The first EEG showed left temporal lobe seizures.  The second EEG showed no seizures on the left.  The most recent, in January, showed a reemergence of left temporal lobe seizures again.

Since his seizures are “silent”, I’m left assessing things as an “outsider”.  I see things that I can chalk up as silly behavior or as warning signs.  Underlying it all, I have this constant fear over what makes him do some of the things he does.  When he laughs hysterically, with no external cue, or when I must repeat the same question over fifteen minutes with no response, I worry whether he is having a seizure or how extensive the damage from it may be.

But even if I did know, so what?  It’s not like I can reach into the medicine cabinet and give him a bandaid to stop or fix it.

When I was younger, I had a persistent nightmare.  I’d need to dial a telephone number because there was an emergency.  No matter how hard I tried I never could get through.  I supposed back then that making a call in time, could always solve a problem.  But that was wrong.  And here I am.  I call the neurologist and explain how my son’s behavior says something is worsening – but my call can’t fix it.  I can’t stop the electrical battering to my child…

I deeply love a child whose level of disability rises and falls unpredictably.  One minute he’s winning the class spelling bee, playing with friends, hugging his mama.  The next, he is completely nonresponsive to everyone, or laughing hysterically like he’s being tickled to death.

At minimum, I’m on yellow alert.

A week ago, I took him to school.  A classmate asked him to play and the two of them wandered away.  I’m on Cloud 9, as I’m trying to keep track of him through the crowd.  But then his teacher approaches.  She pokes a hole in my cloud.  He’s taken another reading test, she says, and he tested at a 9 month level.  I don’t understand what that means.  She says, “Don’t be shocked, when you see the results,” “He must’ve been having an off-day,” and “I’m going to let him take it over again.”

This had been his strength.  When he started the school year, he tested in the highest five percent of all kids who took the test, across the country.  Now?  Not even close.  I call the ABA staff.  The new senior tutor agrees to be the one who supervises the retest.  He takes it over.  He doesn’t do much better.

The problems are quite defined.  There’s just no real answer.  No solution – no fix.

He’s crashing.  I’m dialing.  The neurologist cuts a dose of one med, orders another blood draw to check the levels of medication in his blood.  His ABA team talks -formulates a plan.  But I’m tired.  There’s always a “plan”.
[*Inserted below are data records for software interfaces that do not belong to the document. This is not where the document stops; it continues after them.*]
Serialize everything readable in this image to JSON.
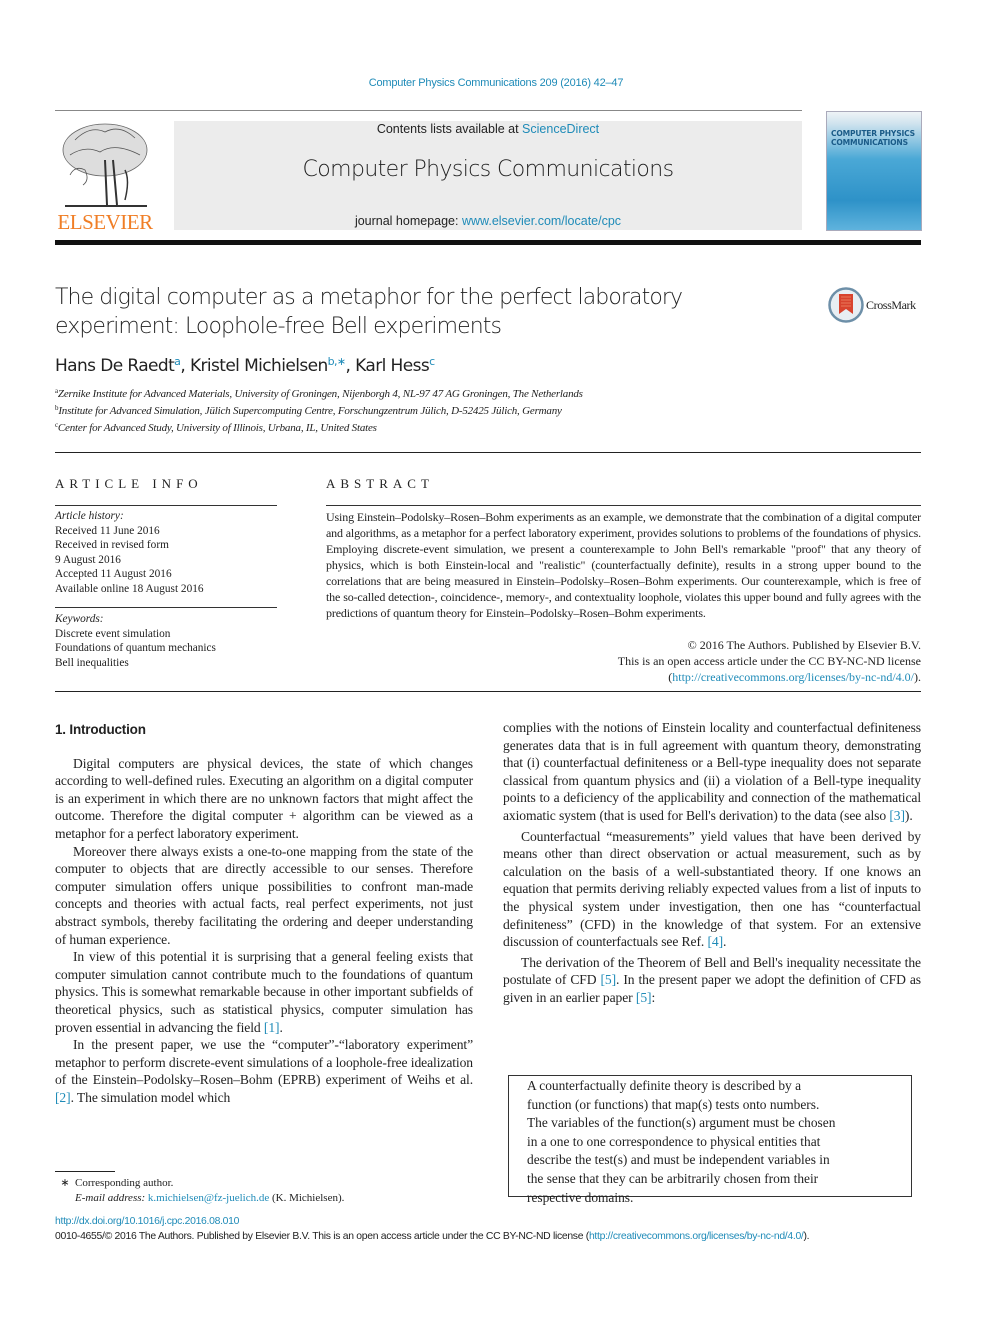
{
  "header": {
    "journal_ref": "Computer Physics Communications 209 (2016) 42–47",
    "contents_prefix": "Contents lists available at ",
    "contents_link": "ScienceDirect",
    "journal_name": "Computer Physics Communications",
    "homepage_prefix": "journal homepage: ",
    "homepage_link": "www.elsevier.com/locate/cpc",
    "publisher_logo": "ELSEVIER",
    "cover_title_line1": "COMPUTER PHYSICS",
    "cover_title_line2": "COMMUNICATIONS",
    "crossmark_label": "CrossMark"
  },
  "article": {
    "title_line1": "The digital computer as a metaphor for the perfect laboratory",
    "title_line2": "experiment: Loophole-free Bell experiments",
    "authors": [
      {
        "name": "Hans De Raedt",
        "sup": "a"
      },
      {
        "name": "Kristel Michielsen",
        "sup": "b,∗"
      },
      {
        "name": "Karl Hess",
        "sup": "c"
      }
    ],
    "affiliations": [
      {
        "sup": "a",
        "text": "Zernike Institute for Advanced Materials, University of Groningen, Nijenborgh 4, NL-97 47 AG Groningen, The Netherlands"
      },
      {
        "sup": "b",
        "text": "Institute for Advanced Simulation, Jülich Supercomputing Centre, Forschungzentrum Jülich, D-52425 Jülich, Germany"
      },
      {
        "sup": "c",
        "text": "Center for Advanced Study, University of Illinois, Urbana, IL, United States"
      }
    ]
  },
  "article_info": {
    "heading": "ARTICLE INFO",
    "history_label": "Article history:",
    "history": [
      "Received 11 June 2016",
      "Received in revised form",
      "9 August 2016",
      "Accepted 11 August 2016",
      "Available online 18 August 2016"
    ],
    "keywords_label": "Keywords:",
    "keywords": [
      "Discrete event simulation",
      "Foundations of quantum mechanics",
      "Bell inequalities"
    ]
  },
  "abstract": {
    "heading": "ABSTRACT",
    "text": "Using Einstein–Podolsky–Rosen–Bohm experiments as an example, we demonstrate that the combination of a digital computer and algorithms, as a metaphor for a perfect laboratory experiment, provides solutions to problems of the foundations of physics. Employing discrete-event simulation, we present a counterexample to John Bell's remarkable \"proof\" that any theory of physics, which is both Einstein-local and \"realistic\" (counterfactually definite), results in a strong upper bound to the correlations that are being measured in Einstein–Podolsky–Rosen–Bohm experiments. Our counterexample, which is free of the so-called detection-, coincidence-, memory-, and contextuality loophole, violates this upper bound and fully agrees with the predictions of quantum theory for Einstein–Podolsky–Rosen–Bohm experiments.",
    "copyright": "© 2016 The Authors. Published by Elsevier B.V.",
    "license_text": "This is an open access article under the CC BY-NC-ND license",
    "license_link": "http://creativecommons.org/licenses/by-nc-nd/4.0/"
  },
  "body": {
    "section_heading": "1.  Introduction",
    "left_paragraphs": [
      "Digital computers are physical devices, the state of which changes according to well-defined rules. Executing an algorithm on a digital computer is an experiment in which there are no unknown factors that might affect the outcome. Therefore the digital computer + algorithm can be viewed as a metaphor for a perfect laboratory experiment.",
      "Moreover there always exists a one-to-one mapping from the state of the computer to objects that are directly accessible to our senses. Therefore computer simulation offers unique possibilities to confront man-made concepts and theories with actual facts, real perfect experiments, not just abstract symbols, thereby facilitating the ordering and deeper understanding of human experience.",
      "In view of this potential it is surprising that a general feeling exists that computer simulation cannot contribute much to the foundations of quantum physics. This is somewhat remarkable because in other important subfields of theoretical physics, such as statistical physics, computer simulation has proven essential in advancing the field "
    ],
    "ref1": "[1]",
    "left_p4_a": "In the present paper, we use the “computer”-“laboratory experiment” metaphor to perform discrete-event simulations of a loophole-free idealization of the Einstein–Podolsky–Rosen–Bohm (EPRB) experiment of Weihs et al. ",
    "ref2": "[2]",
    "left_p4_b": ". The simulation model which",
    "right_p1": "complies with the notions of Einstein locality and counterfactual definiteness generates data that is in full agreement with quantum theory, demonstrating that (i) counterfactual definiteness or a Bell-type inequality does not separate classical from quantum physics and (ii) a violation of a Bell-type inequality points to a deficiency of the applicability and connection of the mathematical axiomatic system (that is used for Bell's derivation) to the data (see also ",
    "ref3": "[3]",
    "right_p1_end": ").",
    "right_p2": "Counterfactual “measurements” yield values that have been derived by means other than direct observation or actual measurement, such as by calculation on the basis of a well-substantiated theory. If one knows an equation that permits deriving reliably expected values from a list of inputs to the physical system under investigation, then one has “counterfactual definiteness” (CFD) in the knowledge of that system. For an extensive discussion of counterfactuals see Ref. ",
    "ref4": "[4]",
    "right_p3_a": "The derivation of the Theorem of Bell and Bell's inequality necessitate the postulate of CFD ",
    "ref5a": "[5]",
    "right_p3_b": ". In the present paper we adopt the definition of CFD as given in an earlier paper ",
    "ref5b": "[5]",
    "cfd_box_lines": [
      "A counterfactually definite theory is described by a",
      "function (or functions) that map(s) tests onto numbers.",
      "The variables of the function(s) argument must be chosen",
      "in a one to one correspondence to physical entities that",
      "describe the test(s) and must be independent variables in",
      "the sense that they can be arbitrarily chosen from their",
      "respective domains."
    ]
  },
  "footnote": {
    "star": "∗",
    "corresponding": "Corresponding author.",
    "email_label": "E-mail address: ",
    "email": "k.michielsen@fz-juelich.de",
    "email_suffix": " (K. Michielsen)."
  },
  "footer": {
    "doi": "http://dx.doi.org/10.1016/j.cpc.2016.08.010",
    "issn_text": "0010-4655/© 2016 The Authors. Published by Elsevier B.V. This is an open access article under the CC BY-NC-ND license (",
    "license_link": "http://creativecommons.org/licenses/by-nc-nd/4.0/",
    "license_suffix": ")."
  }
}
I want answers.  I want it fixed.   Too bad for both of us.  And lately, I’ve seen faces, relatives, acquaintances, who give me looks of pity.  I’d rather they despised me than pitied me.  So, I just have to take it.  From both ends.  I call, let the “team” speculate and experiment on my son… and I have to accept that.

I’ve never accepted that.  I doubt I ever will.  I know there has to be a way and someday it will be found for someone.
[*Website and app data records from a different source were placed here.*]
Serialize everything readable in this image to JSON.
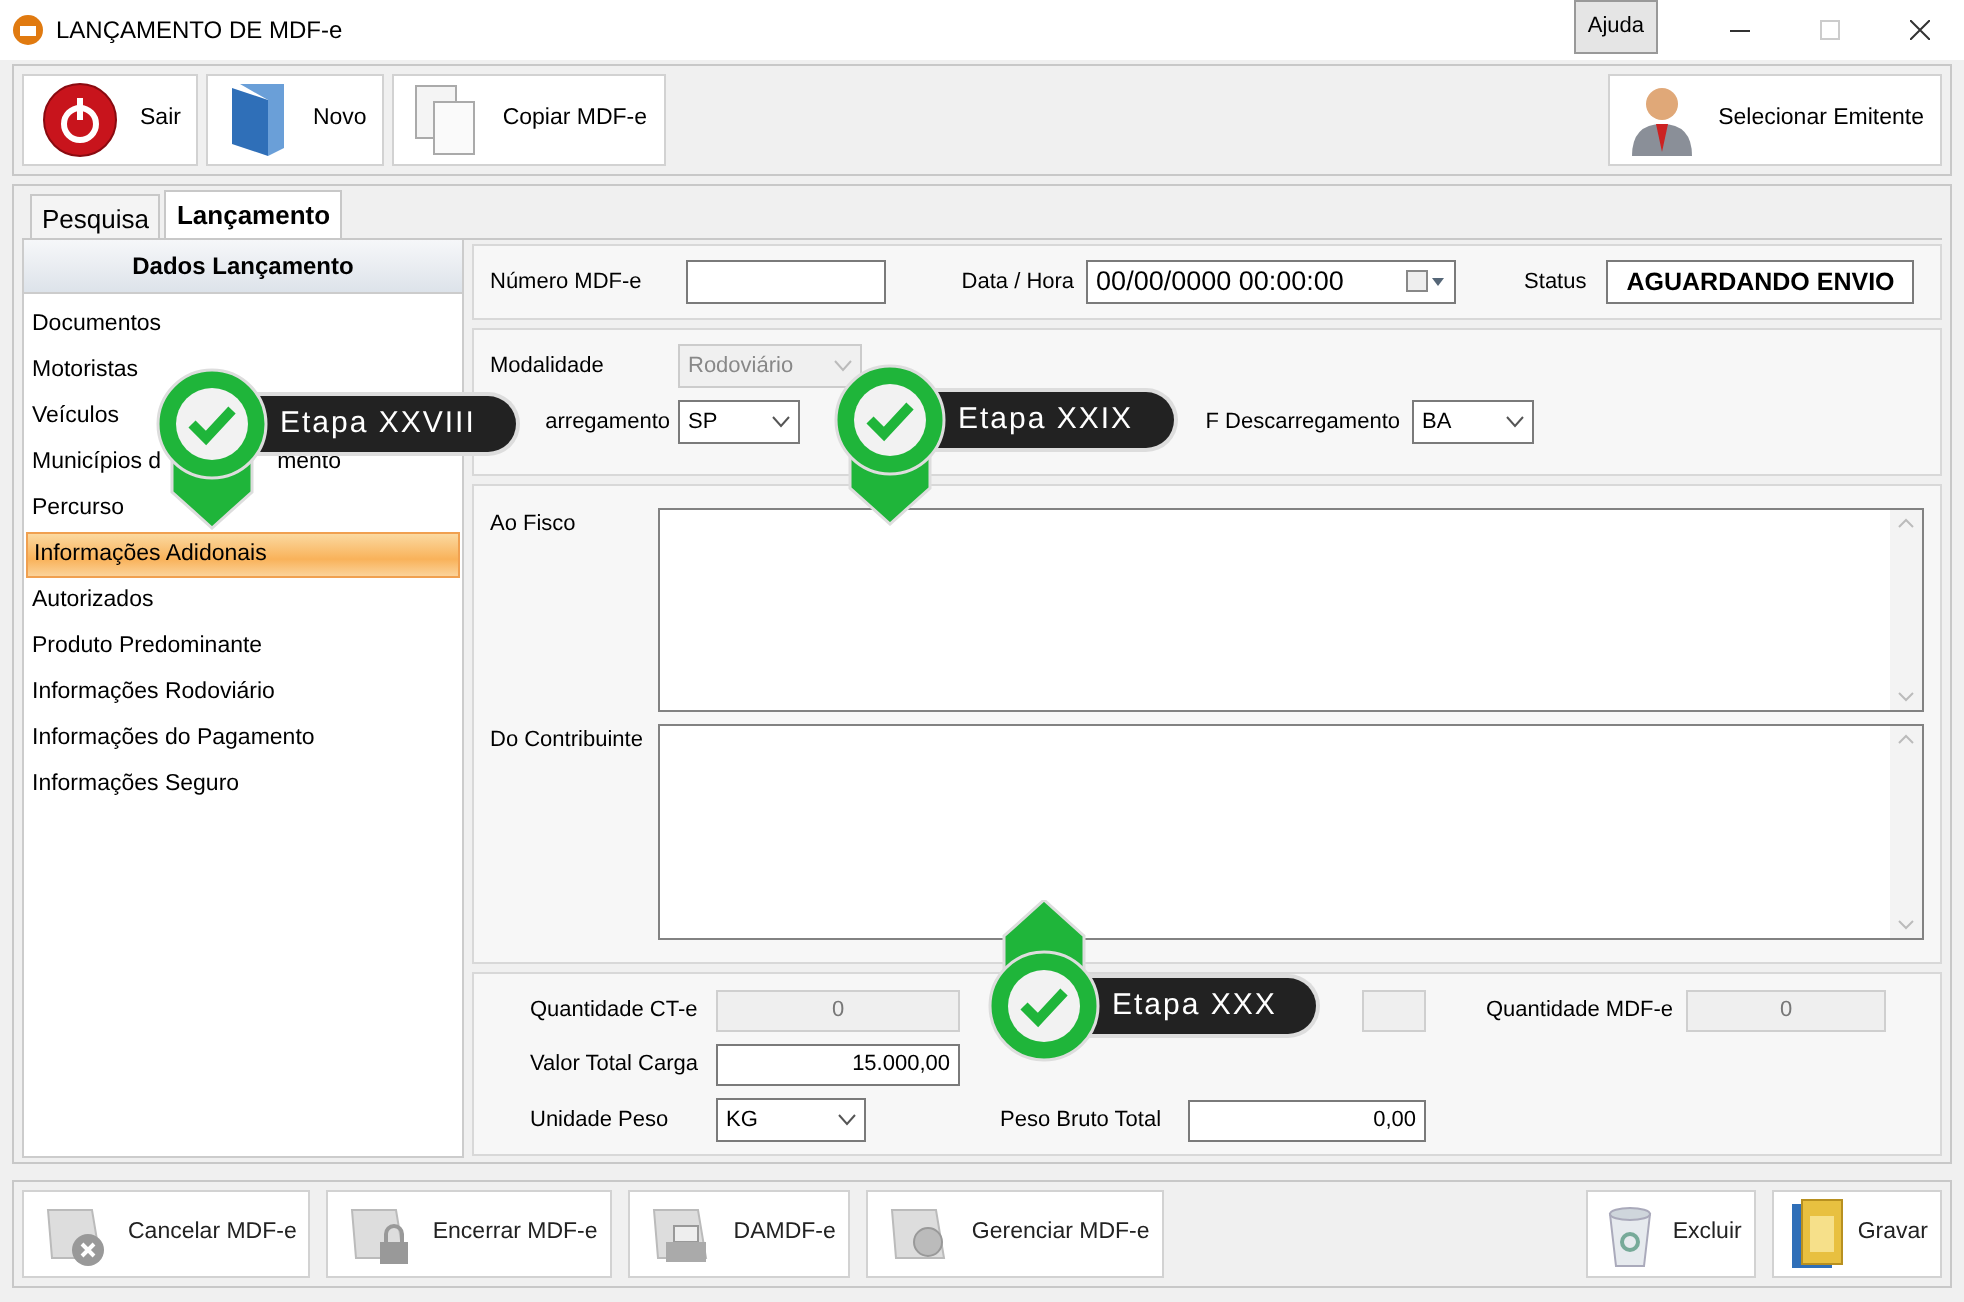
{
  "window": {
    "title": "LANÇAMENTO DE MDF-e",
    "help_button": "Ajuda",
    "maximize_disabled": true
  },
  "toolbar": {
    "left": [
      {
        "label": "Sair"
      },
      {
        "label": "Novo"
      },
      {
        "label": "Copiar MDF-e"
      }
    ],
    "right": [
      {
        "label": "Selecionar Emitente"
      }
    ]
  },
  "tabs": [
    {
      "label": "Pesquisa",
      "selected": false
    },
    {
      "label": "Lançamento",
      "selected": true
    }
  ],
  "sidebar": {
    "title": "Dados Lançamento",
    "items": [
      {
        "label": "Documentos",
        "selected": false
      },
      {
        "label": "Motoristas",
        "selected": false
      },
      {
        "label": "Veículos",
        "selected": false
      },
      {
        "label": "Municípios d",
        "label_tail": "mento",
        "selected": false
      },
      {
        "label": "Percurso",
        "selected": false
      },
      {
        "label": "Informações Adidonais",
        "selected": true
      },
      {
        "label": "Autorizados",
        "selected": false
      },
      {
        "label": "Produto Predominante",
        "selected": false
      },
      {
        "label": "Informações Rodoviário",
        "selected": false
      },
      {
        "label": "Informações do Pagamento",
        "selected": false
      },
      {
        "label": "Informações Seguro",
        "selected": false
      }
    ]
  },
  "header": {
    "numero_label": "Número MDF-e",
    "data_label": "Data / Hora",
    "data_value": "00/00/0000 00:00:00",
    "status_label": "Status",
    "status_value": "AGUARDANDO ENVIO"
  },
  "modal": {
    "modalidade_label": "Modalidade",
    "modalidade_value": "Rodoviário",
    "modalidade_disabled": true,
    "carregamento_label": "arregamento",
    "carregamento_value": "SP",
    "descarregamento_label": "F Descarregamento",
    "descarregamento_value": "BA"
  },
  "info": {
    "fisco_label": "Ao Fisco",
    "contribuinte_label": "Do Contribuinte"
  },
  "totals": {
    "qtd_cte_label": "Quantidade CT-e",
    "qtd_cte_value": "0",
    "qtd_mdfe_label": "Quantidade MDF-e",
    "qtd_mdfe_value": "0",
    "valor_label": "Valor Total Carga",
    "valor_value": "15.000,00",
    "unidade_label": "Unidade Peso",
    "unidade_value": "KG",
    "peso_label": "Peso Bruto Total",
    "peso_value": "0,00"
  },
  "actions": {
    "left": [
      {
        "label": "Cancelar MDF-e"
      },
      {
        "label": "Encerrar MDF-e"
      },
      {
        "label": "DAMDF-e"
      },
      {
        "label": "Gerenciar MDF-e"
      }
    ],
    "right": [
      {
        "label": "Excluir"
      },
      {
        "label": "Gravar"
      }
    ]
  },
  "callouts": [
    {
      "label": "Etapa XXVIII"
    },
    {
      "label": "Etapa XXIX"
    },
    {
      "label": "Etapa XXX"
    }
  ]
}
I buy reading comprehension books.  He reads a paragraph and responds to the multiple choice questions perfectly without a prompt.  I have him do an online spelling test.  He gets 100 percent on his first try.

Then, we sit back to read “Owl at Home”.  The first story is about winter knocking at Owl’s door.  He has no clue what “winter” is.  He’s nearly 7 years old.  Even after I explain it to him, he tells me you wear shorts in the winter.  After five minutes, he is gone, though sitting right next to me.  I tell him to go play.  I head back to buy new materials to teach him about the seasons.
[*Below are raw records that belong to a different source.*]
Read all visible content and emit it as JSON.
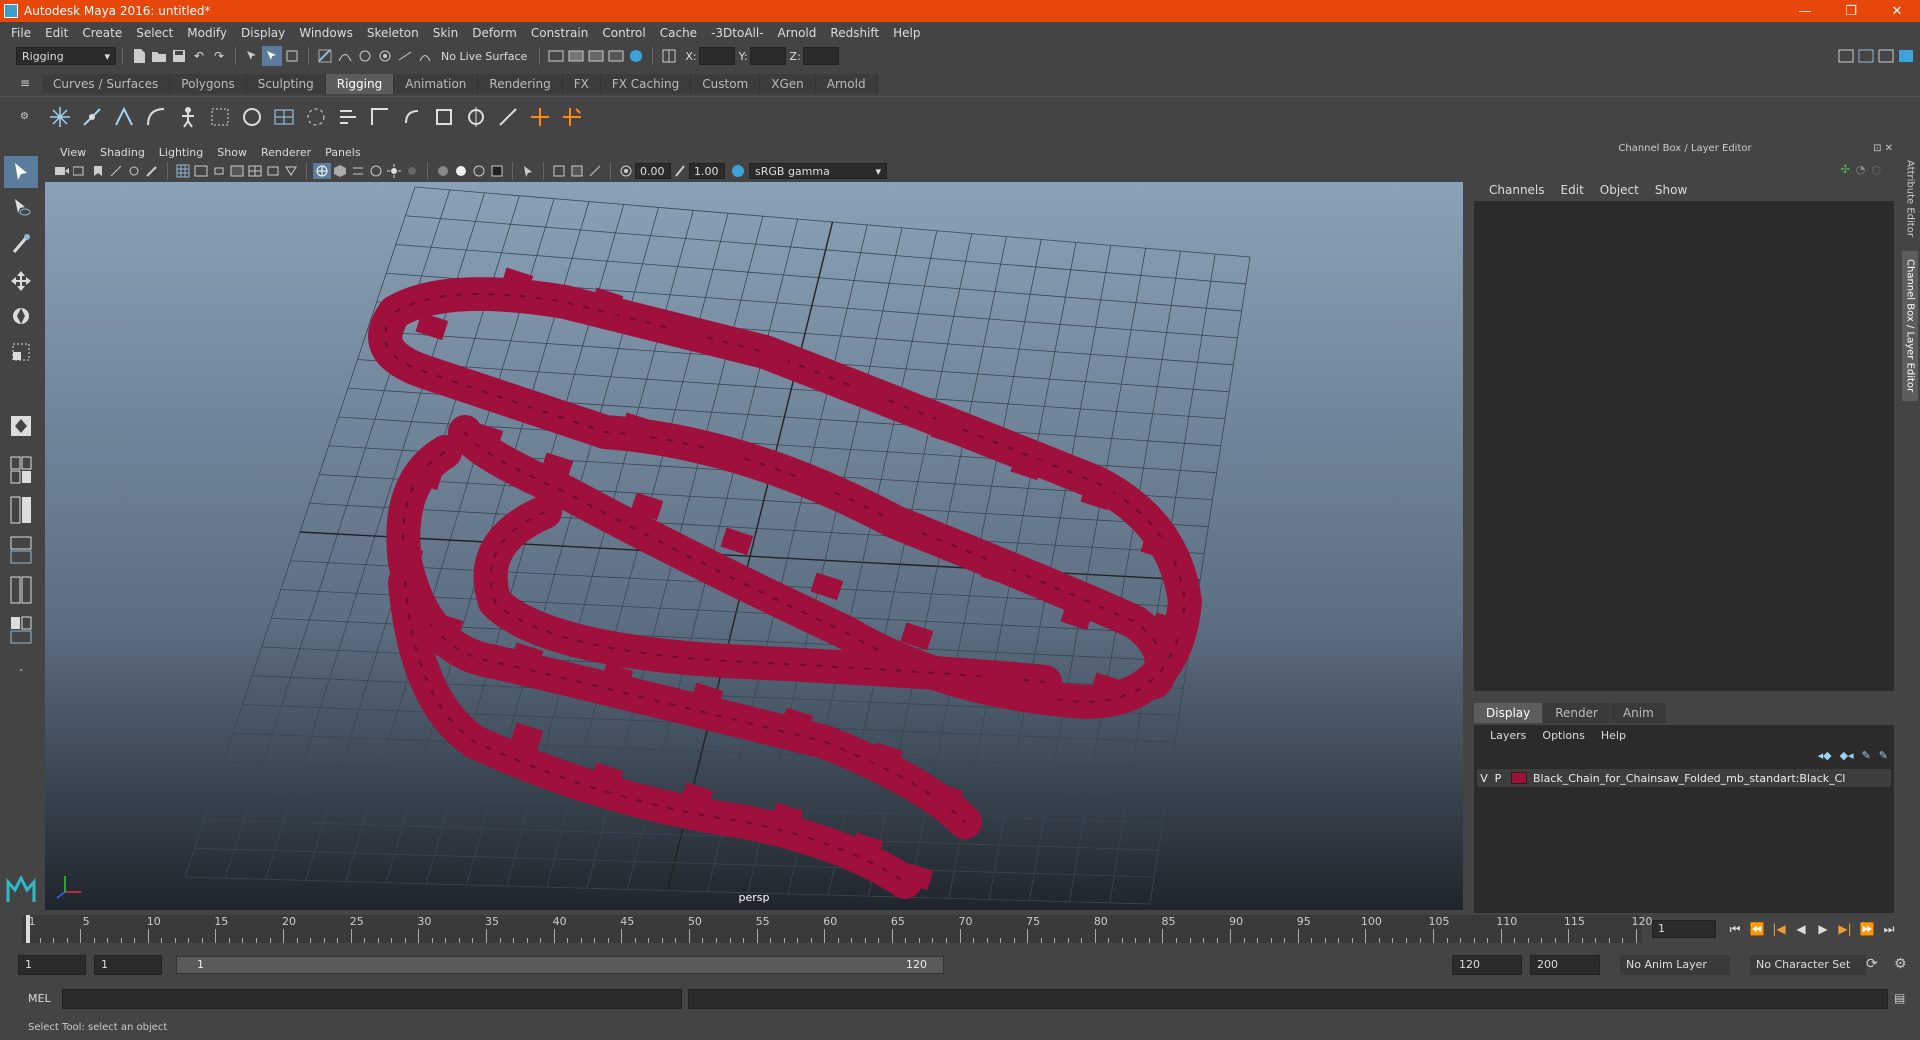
{
  "window": {
    "title": "Autodesk Maya 2016: untitled*",
    "controls": [
      "—",
      "❐",
      "✕"
    ]
  },
  "menubar": [
    "File",
    "Edit",
    "Create",
    "Select",
    "Modify",
    "Display",
    "Windows",
    "Skeleton",
    "Skin",
    "Deform",
    "Constrain",
    "Control",
    "Cache",
    "-3DtoAll-",
    "Arnold",
    "Redshift",
    "Help"
  ],
  "statusline": {
    "menuset": "Rigging",
    "live_surface": "No Live Surface",
    "x_label": "X:",
    "y_label": "Y:",
    "z_label": "Z:"
  },
  "shelf": {
    "tabs": [
      "Curves / Surfaces",
      "Polygons",
      "Sculpting",
      "Rigging",
      "Animation",
      "Rendering",
      "FX",
      "FX Caching",
      "Custom",
      "XGen",
      "Arnold"
    ],
    "active_tab": "Rigging"
  },
  "viewport": {
    "menu": [
      "View",
      "Shading",
      "Lighting",
      "Show",
      "Renderer",
      "Panels"
    ],
    "exposure": "0.00",
    "gamma": "1.00",
    "color_space": "sRGB gamma",
    "camera": "persp",
    "mesh_color": "#a0103c"
  },
  "channel_box": {
    "title": "Channel Box / Layer Editor",
    "menu": [
      "Channels",
      "Edit",
      "Object",
      "Show"
    ]
  },
  "layer_editor": {
    "tabs": [
      "Display",
      "Render",
      "Anim"
    ],
    "active_tab": "Display",
    "menu": [
      "Layers",
      "Options",
      "Help"
    ],
    "layers": [
      {
        "v": "V",
        "p": "P",
        "name": "Black_Chain_for_Chainsaw_Folded_mb_standart:Black_Cl",
        "color": "#a0103c"
      }
    ]
  },
  "side_tabs": [
    "Attribute Editor",
    "Channel Box / Layer Editor"
  ],
  "timeline": {
    "ticks": [
      1,
      5,
      10,
      15,
      20,
      25,
      30,
      35,
      40,
      45,
      50,
      55,
      60,
      65,
      70,
      75,
      80,
      85,
      90,
      95,
      100,
      105,
      110,
      115,
      120
    ],
    "current_frame": "1"
  },
  "range": {
    "start": "1",
    "playback_start": "1",
    "slider_start": "1",
    "slider_end": "120",
    "playback_end": "120",
    "end": "200",
    "anim_layer": "No Anim Layer",
    "character_set": "No Character Set"
  },
  "command_line": {
    "label": "MEL"
  },
  "help_line": "Select Tool: select an object"
}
The other night, he was struggling to get through his homework after school and OT testing.  He wanted to give up.  I told him that a lot of times, he has to work harder than other kids because he has autism.  There was a pause, and then he said, very clearly, “I don’t want autism.”  

I answered, “Autism is not just about things being hard – it makes you who you are – you’re sweet, and good, and everyone loves you, and part of all that good is autism too.”  He was quiet, and gave me his tilt of the head, as though he was weighing what I said.  Then, his lips began to move with no words.  He started to echo.

And before I knew it, he was gone again- even before his body got up and he ran off to play.

Posted in Autism | Tagged | 32 Comments